"The science demonstrates that there is cause for concern regarding the health effects of endocrine-disrupting chemicals," said Robert Vigersky, MD, president of The Endocrine Society. "The Endocrine Society applauds the AMA's effort to pursue informed policies that regulate the production of endocrine-disrupting chemicals and limit the public’s exposure to these substances and their associated potential health hazards."
The resolution states that the AMA will work with the federal government to pursue the following tenets:
"The Endocrine Society is concerned that the public may be placed at risk because critical information about the potential health effects of endocrine-disrupting chemicals is being overlooked in the development of federal guidelines and regulations," said Vigersky. "This new resolution marks an important step in engaging policymakers to enact policies that decrease public exposure to these potentially harmful chemicals."

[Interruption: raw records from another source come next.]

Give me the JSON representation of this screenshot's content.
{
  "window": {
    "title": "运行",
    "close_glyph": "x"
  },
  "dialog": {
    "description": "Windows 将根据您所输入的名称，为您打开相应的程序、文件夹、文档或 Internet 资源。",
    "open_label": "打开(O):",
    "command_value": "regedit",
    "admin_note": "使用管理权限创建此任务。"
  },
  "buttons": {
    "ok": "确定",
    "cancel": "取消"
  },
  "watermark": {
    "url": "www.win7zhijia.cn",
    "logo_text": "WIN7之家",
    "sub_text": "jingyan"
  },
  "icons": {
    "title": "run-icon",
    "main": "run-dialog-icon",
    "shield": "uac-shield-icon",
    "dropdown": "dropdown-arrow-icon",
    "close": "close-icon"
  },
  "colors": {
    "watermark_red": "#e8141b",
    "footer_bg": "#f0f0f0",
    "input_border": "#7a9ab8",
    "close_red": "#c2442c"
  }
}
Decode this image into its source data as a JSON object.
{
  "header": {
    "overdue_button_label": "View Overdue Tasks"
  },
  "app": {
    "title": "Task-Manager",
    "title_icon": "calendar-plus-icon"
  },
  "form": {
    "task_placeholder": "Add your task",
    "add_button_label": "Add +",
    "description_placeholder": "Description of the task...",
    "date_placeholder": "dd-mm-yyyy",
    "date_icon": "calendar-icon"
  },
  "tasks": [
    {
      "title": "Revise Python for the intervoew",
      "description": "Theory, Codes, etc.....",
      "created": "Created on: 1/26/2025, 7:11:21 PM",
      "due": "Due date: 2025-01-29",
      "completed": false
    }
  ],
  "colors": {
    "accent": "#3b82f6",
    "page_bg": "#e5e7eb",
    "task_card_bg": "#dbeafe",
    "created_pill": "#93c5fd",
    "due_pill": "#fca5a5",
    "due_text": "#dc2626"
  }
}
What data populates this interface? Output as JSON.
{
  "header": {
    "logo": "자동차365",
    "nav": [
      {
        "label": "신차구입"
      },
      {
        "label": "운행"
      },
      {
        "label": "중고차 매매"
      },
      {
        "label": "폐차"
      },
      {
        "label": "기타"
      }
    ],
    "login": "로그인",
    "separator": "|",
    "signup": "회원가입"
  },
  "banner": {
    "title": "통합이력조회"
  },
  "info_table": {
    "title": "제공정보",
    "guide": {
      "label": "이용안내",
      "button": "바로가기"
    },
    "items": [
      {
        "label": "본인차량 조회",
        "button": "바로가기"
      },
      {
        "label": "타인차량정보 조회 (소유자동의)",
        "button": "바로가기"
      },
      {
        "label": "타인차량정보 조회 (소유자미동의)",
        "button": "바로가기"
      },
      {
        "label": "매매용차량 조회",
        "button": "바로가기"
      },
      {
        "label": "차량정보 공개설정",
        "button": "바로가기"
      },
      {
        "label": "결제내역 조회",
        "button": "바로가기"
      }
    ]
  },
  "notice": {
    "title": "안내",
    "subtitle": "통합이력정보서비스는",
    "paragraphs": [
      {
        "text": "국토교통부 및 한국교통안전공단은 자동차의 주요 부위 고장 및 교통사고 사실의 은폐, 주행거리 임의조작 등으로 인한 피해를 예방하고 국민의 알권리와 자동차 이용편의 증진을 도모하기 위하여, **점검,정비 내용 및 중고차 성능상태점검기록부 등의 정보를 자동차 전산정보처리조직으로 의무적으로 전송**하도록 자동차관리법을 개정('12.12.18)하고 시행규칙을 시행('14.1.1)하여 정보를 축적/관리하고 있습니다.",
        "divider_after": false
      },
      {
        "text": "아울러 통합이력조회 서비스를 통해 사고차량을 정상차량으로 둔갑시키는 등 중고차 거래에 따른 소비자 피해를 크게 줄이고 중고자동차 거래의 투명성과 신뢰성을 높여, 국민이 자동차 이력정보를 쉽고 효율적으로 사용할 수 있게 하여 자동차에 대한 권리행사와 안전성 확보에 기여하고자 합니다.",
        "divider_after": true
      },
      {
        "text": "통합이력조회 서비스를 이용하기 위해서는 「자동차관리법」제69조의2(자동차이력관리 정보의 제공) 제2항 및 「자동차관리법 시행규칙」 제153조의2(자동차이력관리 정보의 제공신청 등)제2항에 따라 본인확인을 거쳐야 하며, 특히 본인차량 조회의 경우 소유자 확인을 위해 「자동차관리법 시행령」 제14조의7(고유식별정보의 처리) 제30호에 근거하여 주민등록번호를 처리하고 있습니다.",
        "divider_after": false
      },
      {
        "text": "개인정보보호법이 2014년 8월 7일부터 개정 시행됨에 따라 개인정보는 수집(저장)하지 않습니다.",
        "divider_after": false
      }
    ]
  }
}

III. New Court Ruling: Baby Bottle Manufacturers That Sold Products Containing BPA Can Be Held Accountable to Consumers
PRNewswire, November 10, 2009
NEW YORK, Nov. 10 /PRNewswire/ -- Whatley Drake & Kallas, LLC announces that a federal district court has held that manufacturers of baby bottles, "sippy" cups, and other similar products may not escape liability to consumers who purchased their products that contained Bisphenol-A ("BPA"), merely because the Food and Drug Administration ("FDA") had approved of the use of BPA in these products.
Judge Ortrie D. Smith of the U.S. District Court for the Western District of Missouri, who is overseeing this multidistrict litigation, denied the request of Evenflo, Gerber, Nalge Nunc, Avent America, Philips Electronics, RC2, Playtex, and Handi-Craft to dismiss the class action complaints against them on the grounds of primary jurisdiction and federal preemption based on their argument that the Court's consideration of plaintiffs' claims invades the province of the FDA. The Court held that the FDA cannot resolve the ultimate issues in these cases regarding whether these defendants failed to disclose material facts to plaintiffs regarding the presence of BPA in their products and whether the defendants breached the implied warranty of merchantability through the sale of products containing BPA.
The Court also rejected the companies' arguments that the complaints should be dismissed because they had no duty to disclose information about BPA to consumers. The Court held that "a jury could conclude information about the safety risks associated with allowing infants and toddlers to put cups, bottles and similar products in their mouths is material to a consumer's buying decision."
"Overall we are pleased with the Court's ruling and believe it advances the rights of consumers in connection with the products they purchase," said Edith M. Kallas, of Whatley Drake & Kallas, LLC, the law firm that serves as co-lead counsel for the plaintiffs and the Class along with the law firm of Walters Bender Strohbehn & Vaughan, PC.
Plaintiffs filed these lawsuits on behalf of the millions of children and families who purchased polycarbonate bottles and containers that contained BPA, a dangerous chemical which poses serious risks to an individual's health due to the fact that it leaches into food and beverages in the course of normal, everyday use. The complaints allege that these companies failed to disclose or adequately disclose to consumers that their products contained BPA, that the BPA in its products can leach into food, and that the leaching process is accelerated by heat. The Court's decision allows injured consumers to proceed with their claims against bottle manufacturers for breach of the implied warranty of merchantability, fraudulent and negligent omissions of material fact, and unjust enrichment.